Now that both HiTechnic and Mindsensors have a SensorMUX, it may be a good opportunity to highlight some of the differences between the two.

The HiTechnic SensorMUX

HiTechnic SMUXThis one has been around for a few years now and is well liked with FTC teams everywhere.  It allows you hook up to four supported sensors, which are automatically polled by the SensorMUX at specific intervals, depending on the number of bytes that need to be retrieved.  Communications with this sensor MUX is done through I2C only at 9600 Hz.

The HiTechnic SensorMUX is listed at $57.95.


  • It does all the work for you, once the MUX channel has been configured to poll X bytes at address Y, it will continue to do so, until you tell it to stop.  You simply retrieve those bytes from the SMUX and do whatever you like with them.
  • Can identify and configure channels, according to the supported sensors connected to them.
  • Has been part of my driver suite for a long time and is well integrated with the drivers for the supported devices
  • FTC legal

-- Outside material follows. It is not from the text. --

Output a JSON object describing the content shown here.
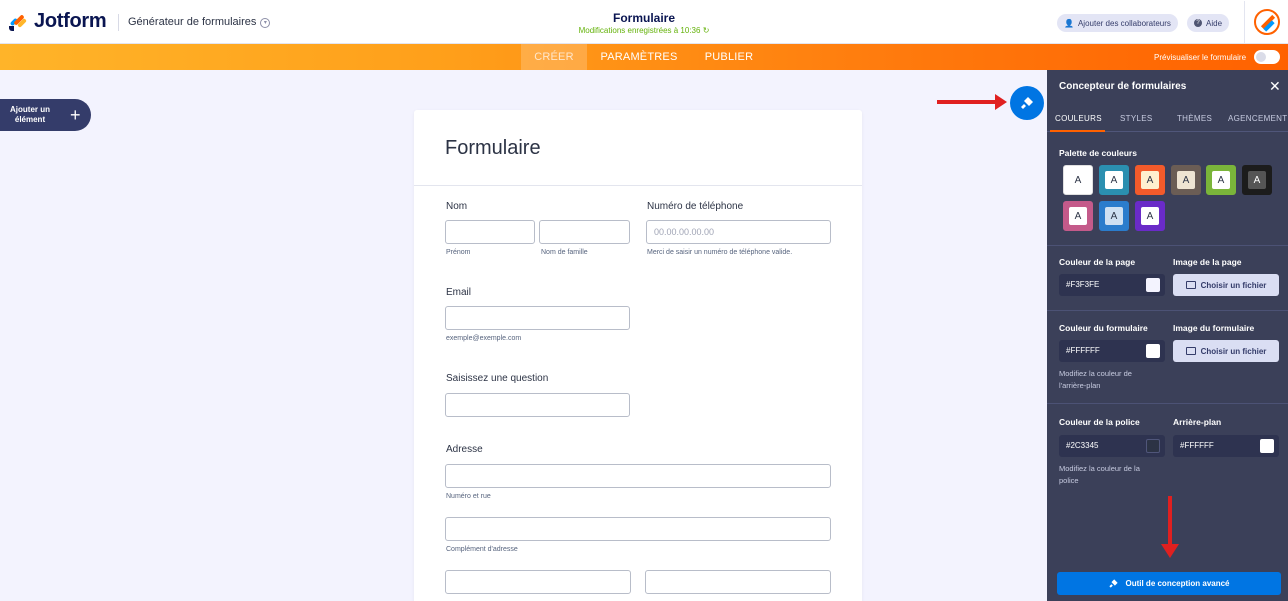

  • It comes in a pretty big package
  • Can be tricky to configure manually, if you’re trying to make it work with unrecognised sensors.
  • Does not allow you to send commands to the connected sensors
  • Does not allow you to use RS485 sensors
  • No battery level indication, other than “good” or “bad”.

The Mindsensors SensorMUX

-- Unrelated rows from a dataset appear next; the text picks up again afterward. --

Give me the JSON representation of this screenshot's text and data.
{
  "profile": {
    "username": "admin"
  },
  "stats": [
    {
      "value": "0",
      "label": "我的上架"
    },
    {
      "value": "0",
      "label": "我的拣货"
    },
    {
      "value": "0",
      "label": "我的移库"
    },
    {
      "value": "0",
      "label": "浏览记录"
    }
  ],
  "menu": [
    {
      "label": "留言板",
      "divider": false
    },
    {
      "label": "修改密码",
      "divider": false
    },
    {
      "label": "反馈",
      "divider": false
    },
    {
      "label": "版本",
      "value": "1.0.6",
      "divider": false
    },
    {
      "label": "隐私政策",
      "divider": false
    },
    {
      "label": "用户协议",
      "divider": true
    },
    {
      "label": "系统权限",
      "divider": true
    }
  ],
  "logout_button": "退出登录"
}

Mindsensors SMUXThis SMUX becomes truly transparent to the NXT, once you’ve switched to a specific channel .  The SMUX has 5 channels, 0 to 5.  0 is a special channel, which allows you to control aspects of the SMUX itself. 1 through 4 are for the connected sensors.  This sensor is the new kid on the block and hasn’t been field tested as much as the HT one.  The idea of this sensor is not to switch and poll all connected sensors continuously, but rather switch occasionally between a set of sensors, depending on the task at hand.  Communications wit this sensor MUX is done through a special messaging system that requires bit-banging the first digital pin (dig0).  On NXC and NXT-G this is done by switching between Analogue Active and Analogue Inactive.  On ROBOTC this was a very slow process, so a special sensorCustom was created to allow the manipulation of the digital pins directly from the firmware, communication with the SMUX is now equally fast across all different firmwares.  This method of communication was chosen so as to not interfere with regular I2C and RS485 communication.

The Mindsensors SensorMUX is listed at $54.95.

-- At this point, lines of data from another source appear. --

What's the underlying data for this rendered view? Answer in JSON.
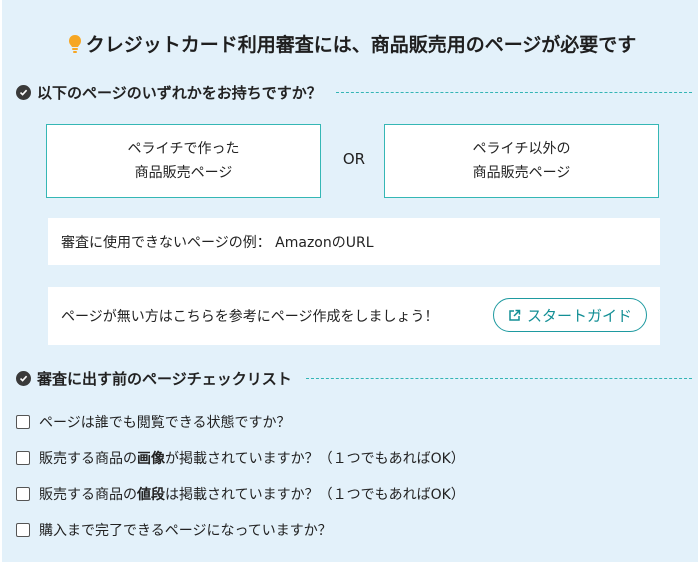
{
  "title": "クレジットカード利用審査には、商品販売用のページが必要です",
  "section1": {
    "heading": "以下のページのいずれかをお持ちですか？",
    "option_a": [
      "ペライチで作った",
      "商品販売ページ"
    ],
    "or_label": "OR",
    "option_b": [
      "ペライチ以外の",
      "商品販売ページ"
    ],
    "unusable_example": "審査に使用できないページの例： AmazonのURL",
    "no_page_text": "ページが無い方はこちらを参考にページ作成をしましょう！",
    "guide_button": "スタートガイド"
  },
  "section2": {
    "heading": "審査に出す前のページチェックリスト",
    "items": [
      {
        "before": "ページは誰でも閲覧できる状態ですか？",
        "bold": "",
        "after": "",
        "checked": false
      },
      {
        "before": "販売する商品の",
        "bold": "画像",
        "after": "が掲載されていますか？（１つでもあればOK）",
        "checked": false
      },
      {
        "before": "販売する商品の",
        "bold": "値段",
        "after": "は掲載されていますか？（１つでもあればOK）",
        "checked": false
      },
      {
        "before": "購入まで完了できるページになっていますか？",
        "bold": "",
        "after": "",
        "checked": false
      }
    ]
  },
  "colors": {
    "panel_bg": "#e3f1fa",
    "accent": "#35b7b5",
    "button_text": "#138f95",
    "bulb": "#f6a623"
  },
  "icons": [
    "lightbulb-icon",
    "check-circle-icon",
    "external-link-icon",
    "checkbox"
  ]
}
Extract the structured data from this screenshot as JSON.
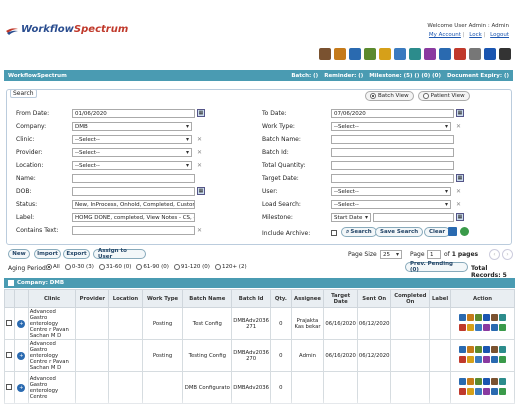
{
  "app": {
    "logo_part1": "Workflow",
    "logo_part2": "Spectrum"
  },
  "user": {
    "welcome": "Welcome User Admin : Admin",
    "my_account": "My Account",
    "lock": "Lock",
    "logout": "Logout",
    "sep": "|"
  },
  "toolbar_icons": [
    "home-icon",
    "search-icon",
    "document-icon",
    "calendar-icon",
    "folder-icon",
    "checklist-icon",
    "users-icon",
    "person-icon",
    "chart-icon",
    "gauge-icon",
    "settings-icon",
    "help-icon",
    "power-icon"
  ],
  "toolbar_colors": [
    "#7a5230",
    "#c57a1a",
    "#2a6ab0",
    "#5b8a2e",
    "#d6a019",
    "#3a7abf",
    "#2c8c8c",
    "#8a3aa0",
    "#2a6ab0",
    "#c0392b",
    "#777777",
    "#1a55b0",
    "#333333"
  ],
  "statusbar": {
    "title": "WorkflowSpectrum",
    "batch": "Batch: ()",
    "reminder": "Reminder: ()",
    "milestone": "Milestone: (5) () (0) (0)",
    "doc_expiry": "Document Expiry: ()"
  },
  "search": {
    "title": "Search",
    "batch_view": "Batch View",
    "patient_view": "Patient View",
    "from_date_label": "From Date:",
    "from_date": "01/06/2020",
    "to_date_label": "To Date:",
    "to_date": "07/06/2020",
    "company_label": "Company:",
    "company": "DMB",
    "work_type_label": "Work Type:",
    "work_type": "--Select--",
    "clinic_label": "Clinic:",
    "clinic": "--Select--",
    "batch_name_label": "Batch Name:",
    "provider_label": "Provider:",
    "provider": "--Select--",
    "batch_id_label": "Batch Id:",
    "location_label": "Location:",
    "location": "--Select--",
    "total_qty_label": "Total Quantity:",
    "name_label": "Name:",
    "target_date_label": "Target Date:",
    "dob_label": "DOB:",
    "user_label": "User:",
    "user": "--Select--",
    "status_label": "Status:",
    "status": "New, InProcess, Onhold, Completed, Custom, Pe",
    "load_search_label": "Load Search:",
    "load_search": "--Select--",
    "label_label": "Label:",
    "label": "HOMG DONE, completed, View Notes - CS, @ p",
    "milestone_label": "Milestone:",
    "milestone": "Start Date",
    "contains_text_label": "Contains Text:",
    "include_archive_label": "Include Archive:",
    "search_btn": "Search",
    "save_search_btn": "Save Search",
    "clear_btn": "Clear"
  },
  "actions": {
    "new": "New",
    "import": "Import",
    "export": "Export",
    "assign": "Assign to User",
    "page_size_label": "Page Size",
    "page_size": "25",
    "page_label": "Page",
    "page": "1",
    "of_pages": "of",
    "total_pages": "1",
    "pages_word": "pages",
    "prev_pending": "Prev. Pending (0)",
    "total_records": "Total Records: 5"
  },
  "aging": {
    "label": "Aging Period:",
    "options": [
      "All",
      "0-30 (3)",
      "31-60 (0)",
      "61-90 (0)",
      "91-120 (0)",
      "120+ (2)"
    ]
  },
  "grid": {
    "group": "Company: DMB",
    "columns": [
      "Clinic",
      "Provider",
      "Location",
      "Work Type",
      "Batch Name",
      "Batch Id",
      "Qty.",
      "Assignee",
      "Target Date",
      "Sent On",
      "Completed On",
      "Label",
      "Action"
    ],
    "rows": [
      {
        "clinic": "Advanced Gastro enterology Centre r Pavan Sachan M D",
        "provider": "",
        "location": "",
        "work_type": "Posting",
        "batch_name": "Test Config",
        "batch_id": "DMBAdv2036 271",
        "qty": "0",
        "assignee": "Prajakta Kas bekar",
        "target": "06/16/2020",
        "sent_on": "06/12/2020",
        "completed": "",
        "label": ""
      },
      {
        "clinic": "Advanced Gastro enterology Centre r Pavan Sachan M D",
        "provider": "",
        "location": "",
        "work_type": "Posting",
        "batch_name": "Testing Config",
        "batch_id": "DMBAdv2036 270",
        "qty": "0",
        "assignee": "Admin",
        "target": "06/16/2020",
        "sent_on": "06/12/2020",
        "completed": "",
        "label": ""
      },
      {
        "clinic": "Advanced Gastro enterology Centre",
        "provider": "",
        "location": "",
        "work_type": "",
        "batch_name": "DMB Configurato",
        "batch_id": "DMBAdv2036",
        "qty": "0",
        "assignee": "",
        "target": "",
        "sent_on": "",
        "completed": "",
        "label": ""
      }
    ]
  }
}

  • Once a channel has been selected, the SMUX becomes completely invisible to the NXT, allowing you to connected virtually any sensor to the SMUX, including analogue, digital and RS485.
  • Has indicator lights to show you which channel has been selected
  • A compact package
  • Allows you to get a voltage level in mV


  • Is not FTC legal
  • The time required to switch between channels is around 30-50ms, depending on the sensor connected to it.  This has to do with the messaging system that is used to select a channel and a small amount of time needed to reconfigure the sensor port for the connected sensor.
  • Checking the battery level requires you to switch to channel 0 and retrieve the battery level, this is fairly time consuming operation (50-80ms), so should not be done more than necessary.
  • The reconfiguration of a sensor port through the firmware can cause a sensor reset.  Depending on the sensor, this may or may not be an issue.


So which one is best?  That’s a bit hard to say, really.  It depends very much on what you’re going to use it for.  Take a look at what you need it for, then check the list of pros and cons for each and see which one comes on top.  That, or buy both!


About Xander

Xander Soldaat is a Software Engineer and former Infrastructure Architect. He loves building and programming robots. He recently had the opportunity to turn his robotics hobby into his profession and has started working for Robomatter, the makers of ROBOTC and Robot Virtual Words.